Interestingly, the most exciting alt-labor projects take inspiration from labor’s past in imagining how best to move forward. Experiments in minority unionism, for example, represent one such instance of borrowing from history to fashion a future. Minority unionism — the practice of campaigning for improved conditions without first obtaining support from a majority of employees at a given workplace — had been largely dismissed as obsolete since 1935, when the passage of the Wagner Act established a legal mechanism for unions to be elected the exclusive representative of an employer’s workforce. But new organizations such as OUR Walmart and Fast Food Forward have recently revived the strategy of minority unionism by mounting high-profile campaigns for better jobs, without first building majorities at targeted employers. The United Auto Workers, too, is experimenting with minority unionism by pursuing informal negotiations at a Volkswagen plant in Tennessee, where it narrowly lost a recent election (after anti-union politicians publicly threatened to revoke tax incentives if Volkswagen’s workers voted to unionize).
Our industry, too, affords examples of new hopes scavenged from old traditions. The labor market in the entertainment industry looks a lot like the future of middle class work in the emergent paradigm of the US economy: a pool of casual or contingent workers, educated and possessed of specialized technical or artistic skills, without any stable, long-term relationship to a single employer. These are precisely the sort of workers who have outgrown the need for unions, in the opinion of labor’s detractors, or whose dispersal renders impossible the prospect for collective action, in the opinion of some of our friends.
But our Guild and the IATSE have demonstrated that these paradigmatic new economy workers can indeed organize, and that they can do so using decidedly old-school strategies. Several of our recent organizing efforts have made effective use of recognition strikes, another organizing tactic that went largely out of style with the passage of the Wagner Act 80 years ago.
Plenty of studies have shown that union representation yields material improvements in employees’ lives — improvements that take the form of higher pay, better access to health care, stronger retirement benefits, reduced racial and gender disparities in wages, and a host of other concrete advantages.
Although the picture is bleak, it’s not uniformly so. A wave of local and state initiatives to raise the minimum wage, fueled by alt-labor organizing, has found traction. And the NLRB’s recent tweaking of certain regulations might afford some modicum of additional protection to workers seeking to organize.

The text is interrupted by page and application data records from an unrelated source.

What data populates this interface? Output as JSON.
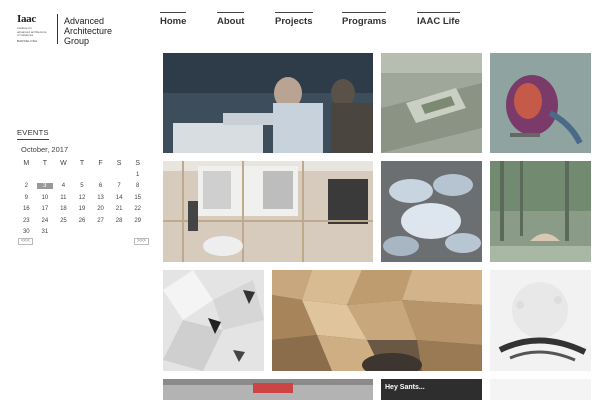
{
  "header": {
    "logo_mark": "Iaac",
    "logo_sub": "Institute for\nadvanced architecture\nof Catalonia",
    "logo_city": "BARCELONA",
    "group_name": "Advanced Architecture Group"
  },
  "nav": {
    "items": [
      "Home",
      "About",
      "Projects",
      "Programs",
      "IAAC Life"
    ]
  },
  "events": {
    "title": "EVENTS",
    "month": "October, 2017",
    "weekdays": [
      "M",
      "T",
      "W",
      "T",
      "F",
      "S",
      "S"
    ],
    "weeks": [
      [
        "",
        "",
        "",
        "",
        "",
        "",
        "1"
      ],
      [
        "2",
        "3",
        "4",
        "5",
        "6",
        "7",
        "8"
      ],
      [
        "9",
        "10",
        "11",
        "12",
        "13",
        "14",
        "15"
      ],
      [
        "16",
        "17",
        "18",
        "19",
        "20",
        "21",
        "22"
      ],
      [
        "23",
        "24",
        "25",
        "26",
        "27",
        "28",
        "29"
      ],
      [
        "30",
        "31",
        "",
        "",
        "",
        "",
        ""
      ]
    ],
    "today": "3",
    "prev_label": "<<<",
    "next_label": ">>>"
  },
  "gallery": {
    "caption_hey_sants": "Hey Sants..."
  }
}
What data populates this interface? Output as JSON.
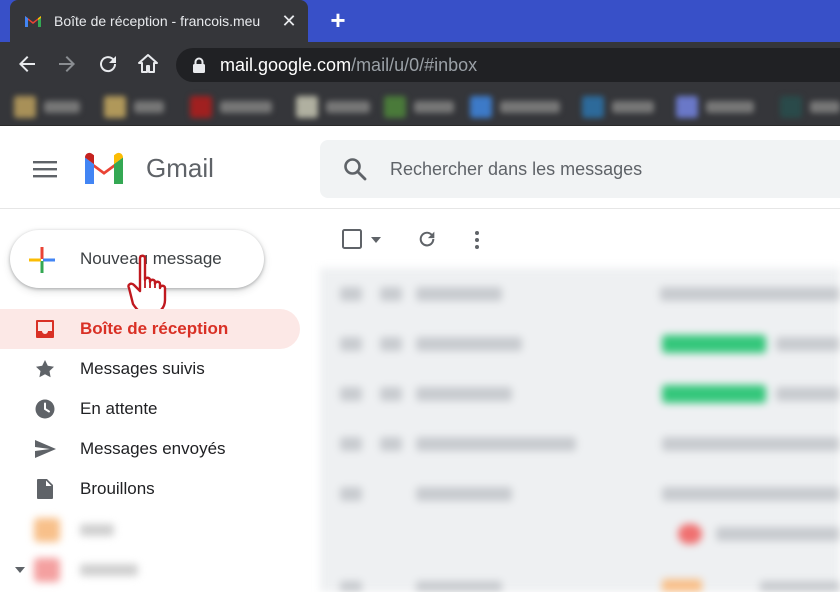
{
  "browser": {
    "tab_title": "Boîte de réception - francois.meu",
    "close_glyph": "✕",
    "new_tab_glyph": "+",
    "url_host": "mail.google.com",
    "url_path": "/mail/u/0/#inbox"
  },
  "gmail": {
    "brand": "Gmail",
    "search_placeholder": "Rechercher dans les messages",
    "compose_label": "Nouveau message",
    "nav": [
      {
        "label": "Boîte de réception",
        "icon": "inbox-icon",
        "active": true
      },
      {
        "label": "Messages suivis",
        "icon": "star-icon",
        "active": false
      },
      {
        "label": "En attente",
        "icon": "clock-icon",
        "active": false
      },
      {
        "label": "Messages envoyés",
        "icon": "send-icon",
        "active": false
      },
      {
        "label": "Brouillons",
        "icon": "draft-icon",
        "active": false
      }
    ]
  },
  "colors": {
    "tabstrip": "#3850c8",
    "chrome_dark": "#35363a",
    "active_red": "#d93025",
    "active_bg": "#fce8e6",
    "label_green": "#34c77b"
  }
}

However, we ultimately won’t be rescued by friendly politicians or bureaucrats. And alt-labor innovators will continue to devise creative ways to amass collective power, but we won’t find salvation on a social media site or smartphone app. The only thing that can save our movement is the only thing that ever has: folks making common cause with their co-workers and neighbors, finding in solidarity a power greater than that of those who would hold us back.
The cliffhanger is perhaps a tired trope in this era of video-on-demand and binge viewing, but you’ll need to keep tuning in later to see how this story unfolds and what becomes of our embattled labor movement. More importantly, you’ll need to keep standing up, standing together, and dismissing the naysayers who claim it’s passé to do so.
The state of the American labor movement looks bad, but we’ve all seen the movie in which the nearly defeated underdog gets up, fights back and wins. We can make that movie, but it’ll take a large and talented supporting cast.